◆ SUPPLIED INFORMATION:

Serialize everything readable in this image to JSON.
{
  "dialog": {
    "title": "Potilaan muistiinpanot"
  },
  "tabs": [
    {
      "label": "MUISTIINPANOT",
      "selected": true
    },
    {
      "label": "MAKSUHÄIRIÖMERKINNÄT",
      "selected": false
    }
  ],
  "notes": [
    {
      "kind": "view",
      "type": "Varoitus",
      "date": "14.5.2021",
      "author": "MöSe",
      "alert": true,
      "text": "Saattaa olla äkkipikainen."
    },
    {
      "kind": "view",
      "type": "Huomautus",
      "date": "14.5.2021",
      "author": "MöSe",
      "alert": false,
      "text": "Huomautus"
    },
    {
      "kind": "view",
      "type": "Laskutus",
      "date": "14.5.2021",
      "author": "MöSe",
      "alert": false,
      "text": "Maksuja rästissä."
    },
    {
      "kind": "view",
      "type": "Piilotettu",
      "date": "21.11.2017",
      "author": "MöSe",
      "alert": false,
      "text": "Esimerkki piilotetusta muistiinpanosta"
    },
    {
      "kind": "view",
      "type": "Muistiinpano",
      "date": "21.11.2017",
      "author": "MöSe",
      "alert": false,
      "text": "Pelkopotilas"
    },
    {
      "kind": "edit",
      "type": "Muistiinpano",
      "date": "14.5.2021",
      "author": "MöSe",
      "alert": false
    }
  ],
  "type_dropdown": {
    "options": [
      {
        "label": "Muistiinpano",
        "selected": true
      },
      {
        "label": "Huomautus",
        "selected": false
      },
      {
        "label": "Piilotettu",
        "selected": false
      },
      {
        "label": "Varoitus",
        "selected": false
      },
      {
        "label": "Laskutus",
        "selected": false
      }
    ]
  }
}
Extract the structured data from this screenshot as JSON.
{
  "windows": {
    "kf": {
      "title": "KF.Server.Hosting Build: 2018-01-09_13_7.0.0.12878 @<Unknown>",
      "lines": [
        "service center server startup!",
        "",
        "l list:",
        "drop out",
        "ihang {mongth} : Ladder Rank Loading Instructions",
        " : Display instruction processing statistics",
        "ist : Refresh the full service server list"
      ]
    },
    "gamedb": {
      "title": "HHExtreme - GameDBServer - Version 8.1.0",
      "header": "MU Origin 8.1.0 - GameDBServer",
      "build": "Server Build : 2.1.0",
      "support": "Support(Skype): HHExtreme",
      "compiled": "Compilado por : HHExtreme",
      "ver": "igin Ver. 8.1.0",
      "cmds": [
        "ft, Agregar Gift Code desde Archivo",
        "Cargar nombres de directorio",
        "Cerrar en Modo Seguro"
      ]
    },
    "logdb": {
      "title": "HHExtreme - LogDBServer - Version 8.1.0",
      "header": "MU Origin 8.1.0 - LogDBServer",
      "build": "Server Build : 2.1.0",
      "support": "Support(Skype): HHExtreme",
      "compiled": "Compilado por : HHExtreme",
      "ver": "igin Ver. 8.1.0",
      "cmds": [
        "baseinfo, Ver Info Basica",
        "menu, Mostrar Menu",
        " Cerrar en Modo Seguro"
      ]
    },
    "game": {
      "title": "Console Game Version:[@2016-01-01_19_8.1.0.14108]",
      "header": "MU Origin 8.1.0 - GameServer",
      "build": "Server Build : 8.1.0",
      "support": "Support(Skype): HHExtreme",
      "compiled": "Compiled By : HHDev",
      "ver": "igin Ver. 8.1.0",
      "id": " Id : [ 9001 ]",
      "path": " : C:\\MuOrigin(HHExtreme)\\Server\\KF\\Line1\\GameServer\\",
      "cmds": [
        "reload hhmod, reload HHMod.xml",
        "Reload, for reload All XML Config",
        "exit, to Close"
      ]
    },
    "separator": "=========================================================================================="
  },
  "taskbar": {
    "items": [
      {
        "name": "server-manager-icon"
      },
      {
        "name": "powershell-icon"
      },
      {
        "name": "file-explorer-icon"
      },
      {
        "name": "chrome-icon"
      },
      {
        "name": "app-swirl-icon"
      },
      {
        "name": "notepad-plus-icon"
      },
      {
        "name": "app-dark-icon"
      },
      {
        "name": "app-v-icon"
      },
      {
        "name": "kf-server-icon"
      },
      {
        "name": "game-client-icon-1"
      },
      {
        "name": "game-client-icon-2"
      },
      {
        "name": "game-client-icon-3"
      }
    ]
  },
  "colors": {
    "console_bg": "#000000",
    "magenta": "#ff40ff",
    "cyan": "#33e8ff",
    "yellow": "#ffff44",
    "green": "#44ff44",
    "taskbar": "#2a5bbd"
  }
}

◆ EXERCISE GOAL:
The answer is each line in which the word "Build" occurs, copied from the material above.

◆ EXERCISE ANSWER:
      "title": "KF.Server.Hosting Build: 2018-01-09_13_7.0.0.12878 @<Unknown>",
      "build": "Server Build : 2.1.0",
      "build": "Server Build : 2.1.0",
      "build": "Server Build : 8.1.0",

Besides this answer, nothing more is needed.